UConn Police has also formed a department specifically to collect and analyze Clery-reportable data, and that office – along with the Office of Diversity and Equity and others on campus – have added online tools by which people can more easily notify authorities of an incident or allegation.
“We are working very hard to educate people on their reporting responsibilities and to give them more methods by which to do so, and reviewing every incident closely to ensure it is appropriately categorized,” said Barbara O’Connor, UConn’s police chief and director of public safety. “Typically, the more of that you do, the more comfortable people will be with reporting and having confidence in the process, particularly in discussing sensitive crimes such as sexual assault.”
In the case of sexual violence crimes, the increased numbers from 2013 to 2014 in the new Clery report are largely attributable to a jump in reports from campus security authorities, along with significant outreach services through the Office of Diversity and Equity and other University offices involving this traditionally underreported crime.
Of the 43 sexual assaults reported in 2014, the Police Department received 17 reports directly from individuals. The rest came to police from campus security authorities, including Residential Life and Student Affairs.
The Office of Diversity and Equity has also increased the information available online to help victims of sexual assault receive support and file reports, including through their newly revamped website on sexual violence, relationship violence, and stalking awareness.
“Increased sexual assault reporting tells us that more individuals are feeling comfortable coming forward to share their stories,” said Elizabeth Conklin, UConn’s associate vice president in charge of the Office of Diversity and Equity and Title IX Coordinator, the official responsible for monitoring compliance with federal Title IX regulations.
“They know where and how to report, and understand that they will receive support following a disclosure of sexual violence,” she said. “This is so important, because it allows the University and the Police to respond to these crimes by offering a range of support services to victims and conducting investigations, which helps to protect the entire campus community.”
The new UConn report also shows figures for crimes such as dating violence and stalking have increased due to more required reporting from campus security authorities, and because of updated methods of classifying incidents and reporting under rules of the federal Violence Against Women Act, which was reauthorized by Congress in 2013.

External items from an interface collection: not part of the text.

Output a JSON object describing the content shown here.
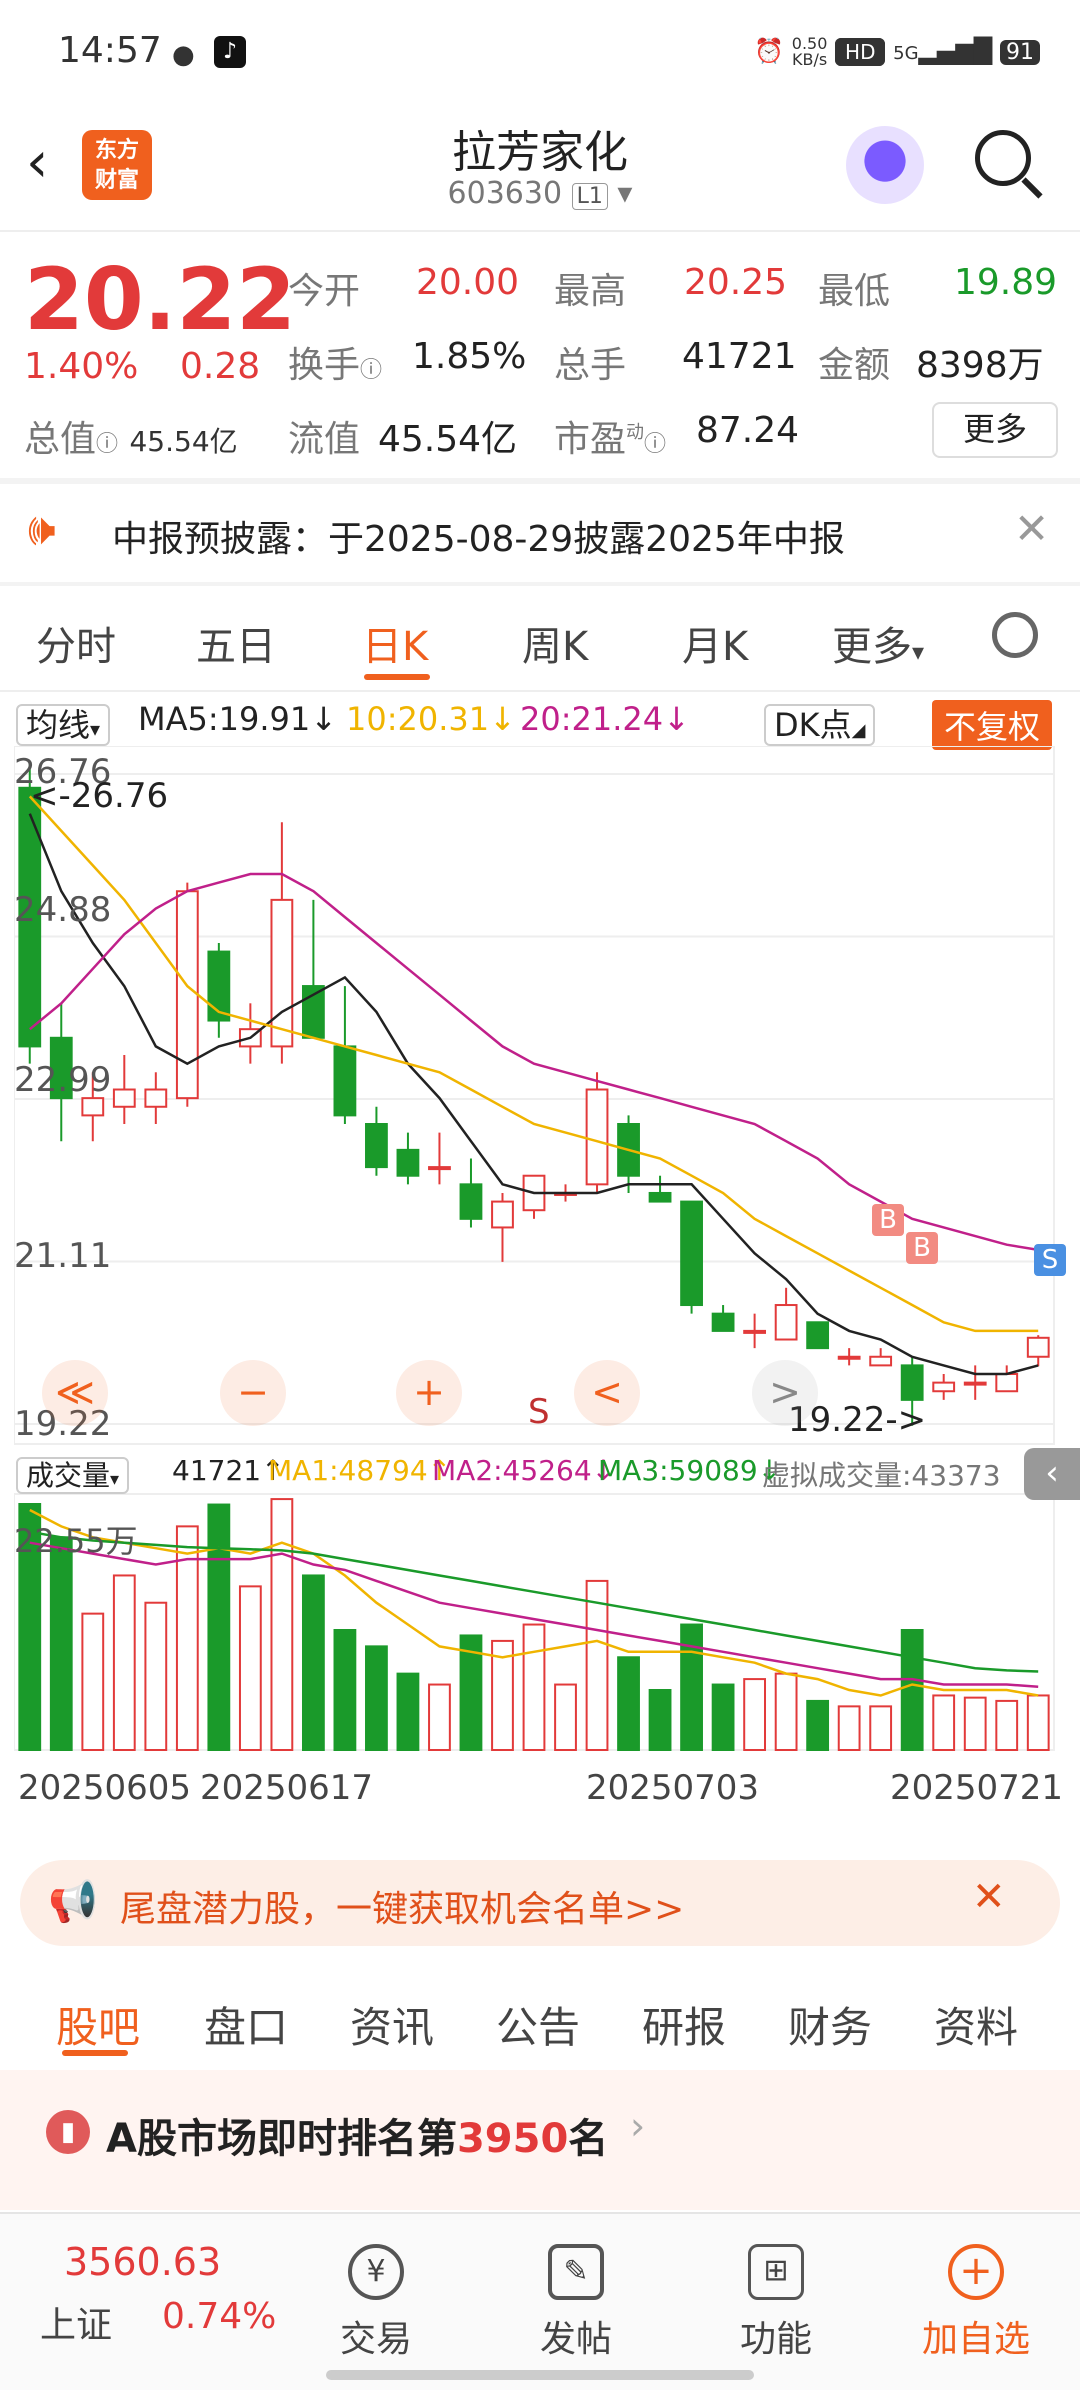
{
  "status_bar": {
    "time": "14:57",
    "net_speed_top": "0.50",
    "net_speed_bottom": "KB/s",
    "hd": "HD",
    "signal": "5G",
    "battery": "91"
  },
  "header": {
    "logo_text_1": "东方",
    "logo_text_2": "财富",
    "stock_name": "拉芳家化",
    "stock_code": "603630",
    "code_badge": "L1"
  },
  "quote": {
    "price": "20.22",
    "change_pct": "1.40%",
    "change_abs": "0.28",
    "open_label": "今开",
    "open": "20.00",
    "high_label": "最高",
    "high": "20.25",
    "low_label": "最低",
    "low": "19.89",
    "turnover_label": "换手",
    "turnover": "1.85%",
    "volume_label": "总手",
    "volume": "41721",
    "amount_label": "金额",
    "amount": "8398万",
    "mcap_label": "总值",
    "mcap": "45.54亿",
    "float_label": "流值",
    "float_cap": "45.54亿",
    "pe_label": "市盈",
    "pe_sup": "动",
    "pe": "87.24",
    "more_label": "更多"
  },
  "notice": {
    "text": "中报预披露：于2025-08-29披露2025年中报"
  },
  "tabs": {
    "items": [
      "分时",
      "五日",
      "日K",
      "周K",
      "月K",
      "更多"
    ],
    "active": "日K"
  },
  "ma_bar": {
    "selector": "均线",
    "ma5": "MA5:19.91",
    "ma10": "10:20.31",
    "ma20": "20:21.24",
    "dk": "DK点",
    "fuquan": "不复权"
  },
  "chart_labels": {
    "y_top": "26.76",
    "y_2": "24.88",
    "y_3": "22.99",
    "y_4": "21.11",
    "y_bottom": "19.22",
    "max_marker": "<-26.76",
    "min_marker": "19.22->",
    "sell_marker": "S",
    "b_marker": "B",
    "s_marker": "S"
  },
  "vol_bar": {
    "selector": "成交量",
    "vol": "41721",
    "ma1": "MA1:48794",
    "ma2": "MA2:45264",
    "ma3": "MA3:59089",
    "virtual": "虚拟成交量:43373",
    "vol_max": "22.55万"
  },
  "x_labels": [
    "20250605",
    "20250617",
    "20250703",
    "20250721"
  ],
  "colors": {
    "up": "#e23a3a",
    "down": "#1a9a2a",
    "ma5": "#222222",
    "ma10": "#f0b400",
    "ma20": "#c0208a",
    "accent": "#f0601e"
  },
  "chart_data": {
    "type": "candlestick",
    "y_range": [
      19.22,
      26.76
    ],
    "candles": [
      {
        "o": 26.6,
        "h": 26.9,
        "l": 23.4,
        "c": 23.6
      },
      {
        "o": 23.7,
        "h": 24.1,
        "l": 22.5,
        "c": 23.0
      },
      {
        "o": 22.8,
        "h": 23.3,
        "l": 22.5,
        "c": 23.0
      },
      {
        "o": 22.9,
        "h": 23.5,
        "l": 22.7,
        "c": 23.1
      },
      {
        "o": 22.9,
        "h": 23.3,
        "l": 22.7,
        "c": 23.1
      },
      {
        "o": 23.0,
        "h": 25.5,
        "l": 22.9,
        "c": 25.4
      },
      {
        "o": 24.7,
        "h": 24.8,
        "l": 23.7,
        "c": 23.9
      },
      {
        "o": 23.6,
        "h": 24.1,
        "l": 23.4,
        "c": 23.8
      },
      {
        "o": 23.6,
        "h": 26.2,
        "l": 23.4,
        "c": 25.3
      },
      {
        "o": 24.3,
        "h": 25.3,
        "l": 23.7,
        "c": 23.7
      },
      {
        "o": 23.6,
        "h": 24.3,
        "l": 22.7,
        "c": 22.8
      },
      {
        "o": 22.7,
        "h": 22.9,
        "l": 22.1,
        "c": 22.2
      },
      {
        "o": 22.4,
        "h": 22.6,
        "l": 22.0,
        "c": 22.1
      },
      {
        "o": 22.2,
        "h": 22.6,
        "l": 22.0,
        "c": 22.2
      },
      {
        "o": 22.0,
        "h": 22.3,
        "l": 21.5,
        "c": 21.6
      },
      {
        "o": 21.5,
        "h": 21.9,
        "l": 21.1,
        "c": 21.8
      },
      {
        "o": 21.7,
        "h": 22.1,
        "l": 21.6,
        "c": 22.1
      },
      {
        "o": 21.9,
        "h": 22.0,
        "l": 21.8,
        "c": 21.9
      },
      {
        "o": 22.0,
        "h": 23.3,
        "l": 21.9,
        "c": 23.1
      },
      {
        "o": 22.7,
        "h": 22.8,
        "l": 21.9,
        "c": 22.1
      },
      {
        "o": 21.9,
        "h": 22.1,
        "l": 21.8,
        "c": 21.8
      },
      {
        "o": 21.8,
        "h": 21.8,
        "l": 20.5,
        "c": 20.6
      },
      {
        "o": 20.5,
        "h": 20.6,
        "l": 20.3,
        "c": 20.3
      },
      {
        "o": 20.3,
        "h": 20.5,
        "l": 20.1,
        "c": 20.3
      },
      {
        "o": 20.2,
        "h": 20.8,
        "l": 20.2,
        "c": 20.6
      },
      {
        "o": 20.4,
        "h": 20.4,
        "l": 20.1,
        "c": 20.1
      },
      {
        "o": 20.0,
        "h": 20.1,
        "l": 19.9,
        "c": 20.0
      },
      {
        "o": 19.9,
        "h": 20.1,
        "l": 19.9,
        "c": 20.0
      },
      {
        "o": 19.9,
        "h": 20.0,
        "l": 19.2,
        "c": 19.5
      },
      {
        "o": 19.6,
        "h": 19.8,
        "l": 19.5,
        "c": 19.7
      },
      {
        "o": 19.7,
        "h": 19.9,
        "l": 19.5,
        "c": 19.7
      },
      {
        "o": 19.6,
        "h": 19.9,
        "l": 19.6,
        "c": 19.8
      },
      {
        "o": 20.0,
        "h": 20.25,
        "l": 19.89,
        "c": 20.22
      }
    ],
    "ma5": [
      26.3,
      25.4,
      24.8,
      24.3,
      23.6,
      23.4,
      23.6,
      23.7,
      24.0,
      24.2,
      24.4,
      24.0,
      23.4,
      23.0,
      22.5,
      22.0,
      21.9,
      21.9,
      21.9,
      22.0,
      22.0,
      22.0,
      21.6,
      21.2,
      20.9,
      20.5,
      20.3,
      20.2,
      20.0,
      19.9,
      19.8,
      19.8,
      19.9
    ],
    "ma10": [
      26.5,
      26.1,
      25.7,
      25.3,
      24.8,
      24.3,
      24.0,
      23.9,
      23.8,
      23.7,
      23.6,
      23.5,
      23.4,
      23.3,
      23.1,
      22.9,
      22.7,
      22.6,
      22.5,
      22.4,
      22.3,
      22.1,
      21.9,
      21.6,
      21.4,
      21.2,
      21.0,
      20.8,
      20.6,
      20.4,
      20.3,
      20.3,
      20.3
    ],
    "ma20": [
      23.8,
      24.1,
      24.5,
      24.9,
      25.2,
      25.4,
      25.5,
      25.6,
      25.6,
      25.4,
      25.1,
      24.8,
      24.5,
      24.2,
      23.9,
      23.6,
      23.4,
      23.3,
      23.2,
      23.1,
      23.0,
      22.9,
      22.8,
      22.7,
      22.5,
      22.3,
      22.0,
      21.8,
      21.6,
      21.5,
      21.4,
      21.3,
      21.24
    ],
    "volume": [
      22.55,
      19.5,
      12.5,
      16.0,
      13.5,
      20.5,
      22.5,
      15.0,
      23.0,
      16.0,
      11.0,
      9.5,
      7.0,
      6.0,
      10.5,
      10.0,
      11.5,
      6.0,
      15.5,
      8.5,
      5.5,
      11.5,
      6.0,
      6.5,
      7.0,
      4.5,
      4.0,
      4.0,
      11.0,
      5.0,
      4.8,
      4.5,
      5.0
    ],
    "vol_ma1": [
      22.0,
      20.5,
      19.5,
      19.0,
      18.5,
      18.0,
      18.5,
      18.0,
      19.0,
      18.0,
      16.0,
      13.5,
      11.5,
      9.5,
      9.0,
      8.5,
      9.0,
      9.5,
      10.0,
      9.0,
      9.0,
      9.0,
      8.5,
      8.0,
      7.0,
      6.5,
      5.5,
      5.0,
      6.0,
      5.5,
      5.5,
      5.5,
      5.0
    ],
    "vol_ma2": [
      19.0,
      18.5,
      18.0,
      17.5,
      17.0,
      17.5,
      17.5,
      17.5,
      18.0,
      17.0,
      16.5,
      15.5,
      14.5,
      13.5,
      13.0,
      12.5,
      12.0,
      11.5,
      11.0,
      10.5,
      10.0,
      9.5,
      9.0,
      8.5,
      8.0,
      7.5,
      7.0,
      6.5,
      6.5,
      6.0,
      6.0,
      6.0,
      5.8
    ],
    "vol_ma3": [
      20.0,
      19.5,
      19.2,
      19.0,
      18.8,
      18.6,
      18.5,
      18.4,
      18.3,
      18.0,
      17.5,
      17.0,
      16.5,
      16.0,
      15.5,
      15.0,
      14.5,
      14.0,
      13.5,
      13.0,
      12.5,
      12.0,
      11.5,
      11.0,
      10.5,
      10.0,
      9.5,
      9.0,
      8.5,
      8.0,
      7.5,
      7.3,
      7.2
    ],
    "vol_range": [
      0,
      22.55
    ]
  },
  "chart_controls": {
    "first": "≪",
    "zoom_out": "−",
    "zoom_in": "+",
    "prev": "<",
    "next": ">"
  },
  "ad": {
    "text": "尾盘潜力股，一键获取机会名单>>"
  },
  "bottom_tabs": {
    "items": [
      "股吧",
      "盘口",
      "资讯",
      "公告",
      "研报",
      "财务",
      "资料"
    ],
    "active": "股吧"
  },
  "rank": {
    "prefix": "A股市场即时排名第",
    "rank": "3950",
    "suffix": "名"
  },
  "bottom_bar": {
    "index_value": "3560.63",
    "index_name": "上证",
    "index_change": "0.74%",
    "trade": "交易",
    "post": "发帖",
    "func": "功能",
    "add": "加自选"
  }
}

Disciplinary referrals and arrests for alcohol violations on UConn’s campuses also increased between 2013 and 2014, a number driven primarily by reports from resident assistants whose required training now emphasizes that informing police of such incidents they encounter in the dorms is mandatory, not discretionary.

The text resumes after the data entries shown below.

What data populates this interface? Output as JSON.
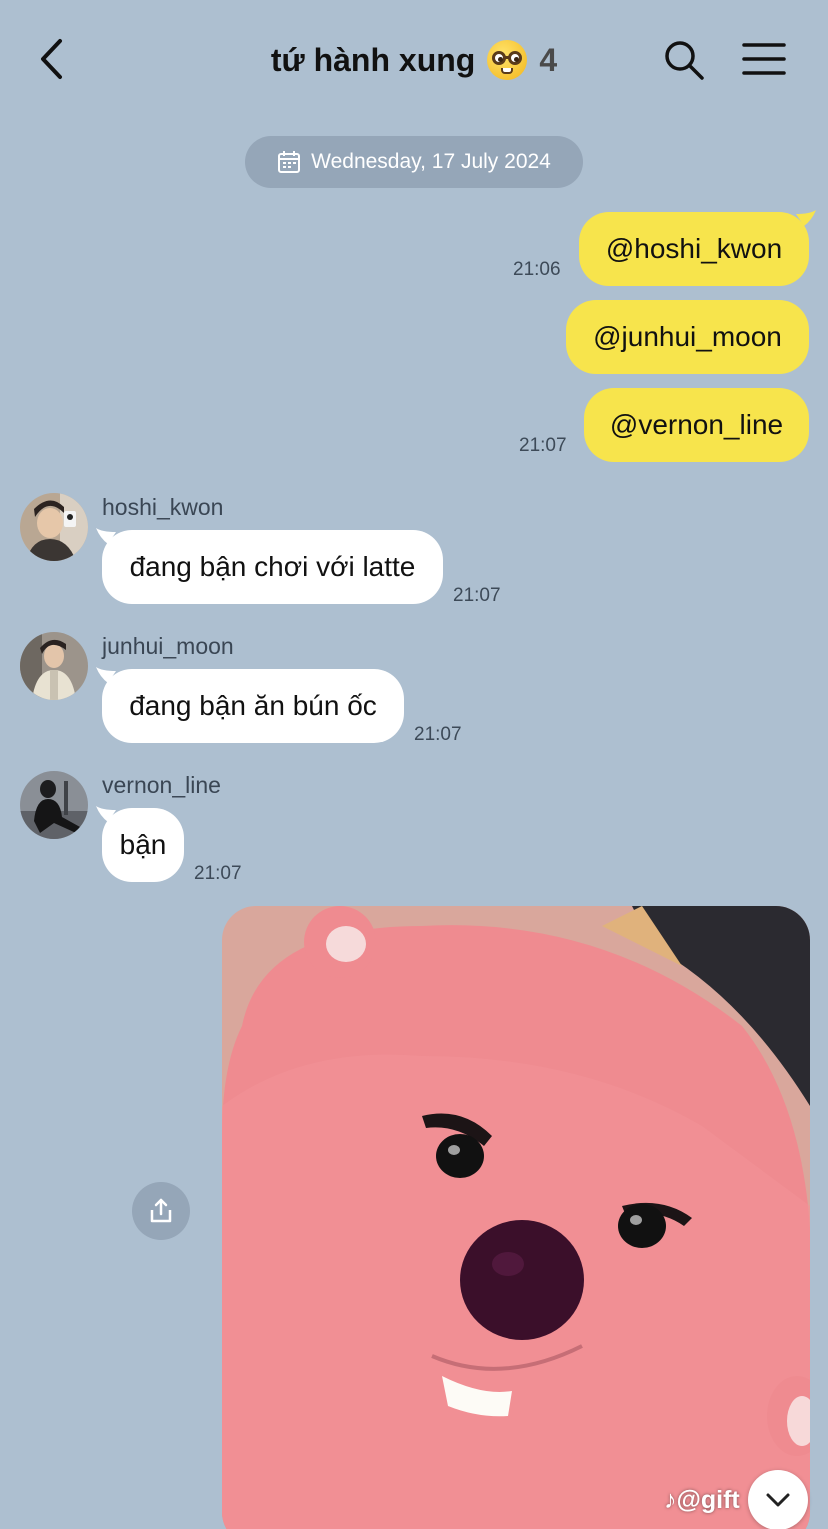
{
  "header": {
    "title": "tứ hành xung",
    "title_emoji": "nerd-face-emoji",
    "member_count": "4"
  },
  "date_separator": {
    "icon": "calendar-icon",
    "label": "Wednesday, 17 July 2024"
  },
  "messages": [
    {
      "from": "me",
      "text": "@hoshi_kwon",
      "time": "21:06"
    },
    {
      "from": "me",
      "text": "@junhui_moon",
      "time": ""
    },
    {
      "from": "me",
      "text": "@vernon_line",
      "time": "21:07"
    },
    {
      "from": "hoshi_kwon",
      "sender": "hoshi_kwon",
      "text": "đang bận chơi với latte",
      "time": "21:07"
    },
    {
      "from": "junhui_moon",
      "sender": "junhui_moon",
      "text": "đang bận ăn bún ốc",
      "time": "21:07"
    },
    {
      "from": "vernon_line",
      "sender": "vernon_line",
      "text": "bận",
      "time": "21:07"
    },
    {
      "from": "me",
      "type": "image",
      "image_desc": "pink beaver character",
      "watermark": "@gift"
    }
  ],
  "icons": {
    "back": "chevron-left-icon",
    "search": "search-icon",
    "menu": "menu-icon",
    "share": "share-icon",
    "scroll_down": "chevron-down-icon"
  },
  "colors": {
    "background": "#adbfd0",
    "my_bubble": "#f7e44c",
    "other_bubble": "#ffffff",
    "date_pill": "#95a6b8"
  }
}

In some cases, categories showed an increase due to stepped-up analysis of the factual elements of the incidents themselves.
For instance, some small fires set on campus – such as singeing a piece of furniture in a dorm or lighting a paper on fire – might previously have been deemed vandalism or criminal mischief. Due to the fact that the incident involved intentional burning, though, those are now categorized as arson, causing this year’s increase from zero to 11 such reports.

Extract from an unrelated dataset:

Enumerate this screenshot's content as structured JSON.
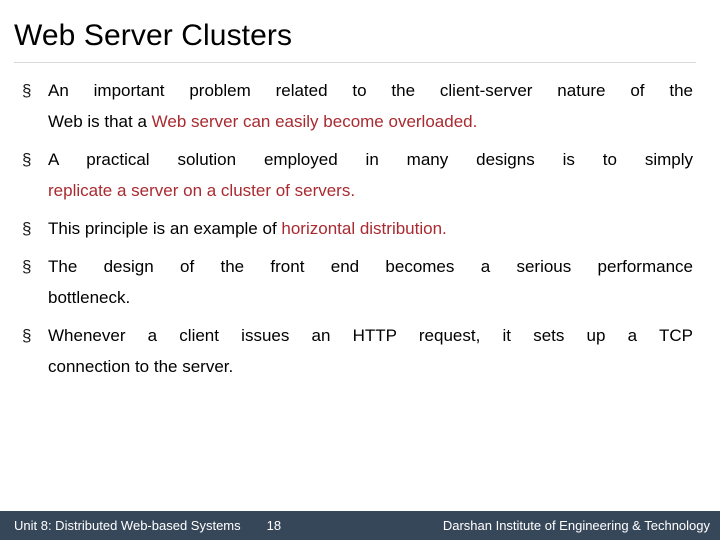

The establishment of the Clery Compliance Department, the increased level of training of campus security authorities, and other measures come after UConn commissioned an independent review in 2012 of how it compiled Clery Act data.
While the independent review found no deficiencies in campus safety, UConn has been implementing its recommendations to compile the most accurate, comprehensive document possible in compliance with the intent of the Clery Act.